Living an hour from the Northern California wine region (Sonoma & Napa Valley's) there's quite a focus on wine wherever one goes. Over time, my interest in wine has grown and I eagerly seek out new wine related books. When I pick up a new wine related book my excitement peaks in anticipation of learning more about wines around the world. Often though, I'm disappointed to find page after page of encyclopedic winery descriptions coupled with details on specific bottlings to purchase that are usually hard to find and very expensive. I rarely make it through the whole book without losing interest and I'm no closer to being able to effectively navigate a restaurant wine list or stroll through my local wine purveyor's with confidence.

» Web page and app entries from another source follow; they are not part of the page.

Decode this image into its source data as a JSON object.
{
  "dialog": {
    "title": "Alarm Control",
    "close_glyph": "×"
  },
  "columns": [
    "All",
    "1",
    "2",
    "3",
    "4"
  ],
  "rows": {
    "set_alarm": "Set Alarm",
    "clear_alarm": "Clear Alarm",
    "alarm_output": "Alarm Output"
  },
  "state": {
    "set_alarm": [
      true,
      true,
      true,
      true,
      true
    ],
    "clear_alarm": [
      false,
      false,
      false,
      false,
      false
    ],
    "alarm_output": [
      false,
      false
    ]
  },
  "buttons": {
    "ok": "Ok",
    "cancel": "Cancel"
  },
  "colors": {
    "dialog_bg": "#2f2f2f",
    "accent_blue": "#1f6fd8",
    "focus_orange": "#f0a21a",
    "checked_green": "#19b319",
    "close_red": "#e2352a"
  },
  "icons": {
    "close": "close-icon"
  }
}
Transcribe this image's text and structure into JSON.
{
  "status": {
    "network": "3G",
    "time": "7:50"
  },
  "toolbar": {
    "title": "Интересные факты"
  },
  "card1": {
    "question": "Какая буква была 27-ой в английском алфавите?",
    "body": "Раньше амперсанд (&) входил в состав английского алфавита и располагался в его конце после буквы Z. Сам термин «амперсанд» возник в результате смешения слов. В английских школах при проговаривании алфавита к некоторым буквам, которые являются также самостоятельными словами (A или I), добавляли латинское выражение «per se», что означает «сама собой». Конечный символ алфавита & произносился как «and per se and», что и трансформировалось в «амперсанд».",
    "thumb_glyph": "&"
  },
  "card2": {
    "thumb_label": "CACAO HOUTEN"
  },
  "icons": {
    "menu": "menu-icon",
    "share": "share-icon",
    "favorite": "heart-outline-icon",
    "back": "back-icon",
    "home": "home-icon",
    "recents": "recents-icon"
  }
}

Three recently published wine related books depart, however, from usual: The Sommelier Prep Course by Michael Gibson, Oldman's Brave New World of Wine by Mark Oldman, and Secrets of the Sommeliers by Rajat Parr and Jordan Mackay. Each book is different from the other, but they all have one theme in common: they try to teach you to navigate the wild and twisty passages of the wine world rather than provide a list of vintages and chateaus to remember. There's no getting away from having to learn about regions, vineyards, chateaus and varietals, but these books tend to approach that learning from the top down so you can go into it as deeply as you're comfortable with at any point in time. I see myself going back to these books periodically to pick up more detail over time.
But enough chit-chat let's get on to the books!
The Sommelier Prep Course by Michael Gibson (2010, Wiley)
Gibson's book is by far the most academic of the bunch and lays a wide foundation of all that is wine. There are introduction chapters on viticulture (growing grapes) and viniculture (making wine from grapes). The rest of the book is a dissection of grape varietals and the regions where they're grown. The detail gets deeper and deeper. You can happily just learn that there's red and white which may come from either the new world or old word. Or you can keep going and drill down into the various countries, how their wines laws are organized, what grapes are available, and the various regions and sub regions within. This is all presented extremely well and consistently throughout with charts, tables, and even some quizzes at the end of each chapter to keep you on your toes.
Oldman's Brave New World of Wine by Mark Oldman (2010, W. W. Norton & Company)
Next up is Oldman's book, which has a lighter and more airy feel to it. Oldman doesn't take the same structured approach as Gibson's book to wine discovery, but there are many similarities in their style and presentation. Oldman also provides plenty of charts and summaries to help you navigate wine. His premise is that different wines excel in different areas of the world and these wines aren't always correlated with price. He takes the reader on a world-wide trip where he points out various grapes and then discussions each grape and region, while providing interesting back stories from someone that's been living this for many years. What's really great is the concise summary and "cheat sheet" after each grape. The summary includes a quick to read graph containing price and "adventure" level, other similar types of wines, and even a small section that has other wines to try if you liked the one from that section. The cheat sheet is indispensable, with pronunciations, food pairing suggestions, and a small list of producers that Oldman likes.
Secrets of the Sommeliers by Rajat Parr and Jordan Mackay (2010, Ten Speed Press)
Finally in our trio of wine books, there's Parr and Mackay's book, which takes on a different tone. Where our first two books are a gentle stroll with a helping hand, here we're pushed running full speed ahead into the wine world. Parr and Mackay's book is verbose with many stories about the wine industry, wineries, famous sommeliers, tasting, pairing, serving, and even ordering wine. I found parts of the book fascinating--providing an inside look into how the professional wine industry works. There are some great tidbits in there too about uncovering great wines from specific areas, but that information is hidden in the text. There are also a few recommendations for specific wines, but I find that information much less useful that the general background that the book provides.
Disclosure: Review copies of books discussed in this post may have been provided to Project Foodie by publicists and/or publishers.